Grisham also tries a sleight of hand which doesn't quite come off. I can't say too much about this without giving away what happens, but it all felt rather too convenient and the author is clearly cheating, The best sleight of hand books or films (The Usual Suspects, The Sixth Sense) give the reader/viewer all the information they need, or at least hide it in plain sight. If the reader is clever enough, they will be able to put all these pieces together and work out the ending. Grisham doesn't allow that in The Racketeer. He takes the reader along a certain narrative path, but deliberately conceals some crucial facts so that he can spring them on you later and say "Ha! Fooled you. You've just read 300 pages of a novel, but actually everything you've read was based on inaccurate information."
Personally, I don't like that kind of sneaky trick. If an author (or filmmaker) is able to catch me out by springing a surprise, then I take my hat off to them and their clever plotting. When an author deliberately hides information in order to keep you the dark... well, that's cheating in my book.
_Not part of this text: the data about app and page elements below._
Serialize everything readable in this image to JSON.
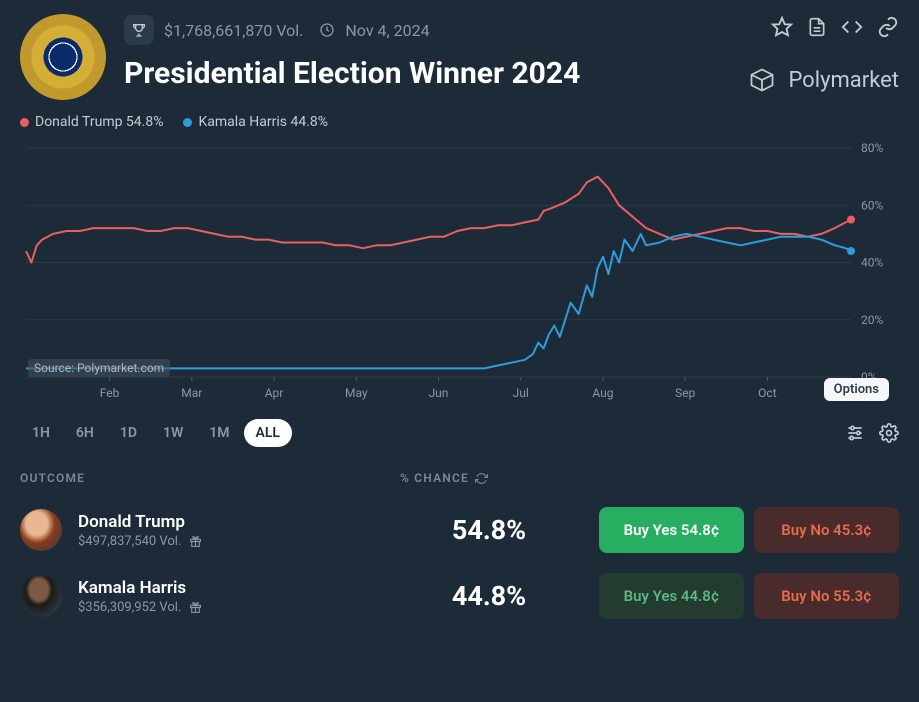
{
  "header": {
    "volume": "$1,768,661,870 Vol.",
    "date": "Nov 4, 2024",
    "title": "Presidential Election Winner 2024",
    "brand": "Polymarket"
  },
  "legend": {
    "s1_label": "Donald Trump 54.8%",
    "s2_label": "Kamala Harris 44.8%"
  },
  "colors": {
    "s1": "#e8605f",
    "s2": "#2d9cdb"
  },
  "source_tag": "Source: Polymarket.com",
  "options_tag": "Options",
  "ranges": [
    "1H",
    "6H",
    "1D",
    "1W",
    "1M",
    "ALL"
  ],
  "range_active": "ALL",
  "table": {
    "h_outcome": "OUTCOME",
    "h_chance": "% CHANCE"
  },
  "outcomes": [
    {
      "name": "Donald Trump",
      "vol": "$497,837,540 Vol.",
      "chance": "54.8%",
      "yes": "Buy Yes 54.8¢",
      "no": "Buy No 45.3¢"
    },
    {
      "name": "Kamala Harris",
      "vol": "$356,309,952 Vol.",
      "chance": "44.8%",
      "yes": "Buy Yes 44.8¢",
      "no": "Buy No 55.3¢"
    }
  ],
  "chart_data": {
    "type": "line",
    "title": "Presidential Election Winner 2024",
    "xlabel": "",
    "ylabel": "",
    "ylim": [
      0,
      80
    ],
    "y_ticks": [
      0,
      20,
      40,
      60,
      80
    ],
    "y_tick_labels": [
      "0%",
      "20%",
      "40%",
      "60%",
      "80%"
    ],
    "categories": [
      "Feb",
      "Mar",
      "Apr",
      "May",
      "Jun",
      "Jul",
      "Aug",
      "Sep",
      "Oct"
    ],
    "xlim": [
      10,
      316
    ],
    "series": [
      {
        "name": "Donald Trump",
        "color": "#e8605f",
        "x": [
          10,
          12,
          14,
          16,
          18,
          20,
          25,
          30,
          35,
          40,
          45,
          50,
          55,
          60,
          65,
          70,
          75,
          80,
          85,
          90,
          95,
          100,
          105,
          110,
          115,
          120,
          125,
          130,
          135,
          140,
          145,
          150,
          155,
          160,
          165,
          170,
          175,
          180,
          185,
          190,
          195,
          200,
          202,
          205,
          210,
          215,
          218,
          222,
          226,
          230,
          235,
          240,
          245,
          250,
          255,
          260,
          265,
          270,
          275,
          280,
          285,
          290,
          295,
          300,
          305,
          310,
          314,
          316
        ],
        "values": [
          44,
          40,
          46,
          48,
          49,
          50,
          51,
          51,
          52,
          52,
          52,
          52,
          51,
          51,
          52,
          52,
          51,
          50,
          49,
          49,
          48,
          48,
          47,
          47,
          47,
          47,
          46,
          46,
          45,
          46,
          46,
          47,
          48,
          49,
          49,
          51,
          52,
          52,
          53,
          53,
          54,
          55,
          58,
          59,
          61,
          64,
          68,
          70,
          66,
          60,
          56,
          52,
          50,
          48,
          49,
          50,
          51,
          52,
          52,
          51,
          51,
          50,
          50,
          49,
          50,
          52,
          54,
          55
        ]
      },
      {
        "name": "Kamala Harris",
        "color": "#2d9cdb",
        "x": [
          10,
          30,
          60,
          90,
          120,
          150,
          170,
          180,
          185,
          190,
          195,
          198,
          200,
          202,
          204,
          206,
          208,
          210,
          212,
          215,
          218,
          220,
          222,
          224,
          226,
          228,
          230,
          232,
          235,
          238,
          240,
          245,
          250,
          255,
          260,
          265,
          270,
          275,
          280,
          285,
          290,
          295,
          300,
          305,
          310,
          314,
          316
        ],
        "values": [
          3,
          3,
          3,
          3,
          3,
          3,
          3,
          3,
          4,
          5,
          6,
          8,
          12,
          10,
          15,
          18,
          14,
          20,
          26,
          22,
          32,
          28,
          38,
          42,
          36,
          44,
          40,
          48,
          44,
          50,
          46,
          47,
          49,
          50,
          49,
          48,
          47,
          46,
          47,
          48,
          49,
          49,
          49,
          48,
          46,
          45,
          44
        ]
      }
    ]
  }
}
On the plus side, with all his experience, Grisham knows exactly how to craft a readable thriller. Everything is stripped down to basic with no unnecessary verbiage. He doesn't waste time providing lots of facts and information; he simply takes what he needs and ignores the rest. He also doesn't get bogged down in minute detail about people, places or events. Again, he makes sure the reader has the information they need and nothing more.
This makes for a hugely readable book. Pages just fly by and you always feel slightly grumpy when real life gets in the way and makes you close the covers of the book and go and do something else. Despite weaknesses in the plotting and the characters, you are interested enough to keep reading to find out how it all pans out. And whilst he might cheat a bit with the ending, at least he tries to do something a bit different and doesn't make it crushingly predictable.
I almost hesitate to say this, because it sounds such a cop out. The truth is, you probably already know whether this is the book for you or not. Some people hate Grisham's glib, superficial style, others find it the perfect antidote to the hectic pace of modern life - a bit of mindless drivel to read before bed. Like so many of Grisham's books, The Racketeer is shallow, but slick; empty but entertaining. It might not be the author's greatest book, but if you've read his previous novels you'll get enough from this one. If you can't stand Grisham and his superficial style, this is simply another of his books to stay away from.
The Racketeer currently costs around £10 in either hardback or Kindle edition, but I've no doubt it will be coming down in price soon enough and appearing in second hand shops. Unless you're really desperate to read it, I'd wait until then.
Hodder & Stoughton, 2012
(c) Copyright SWSt 2013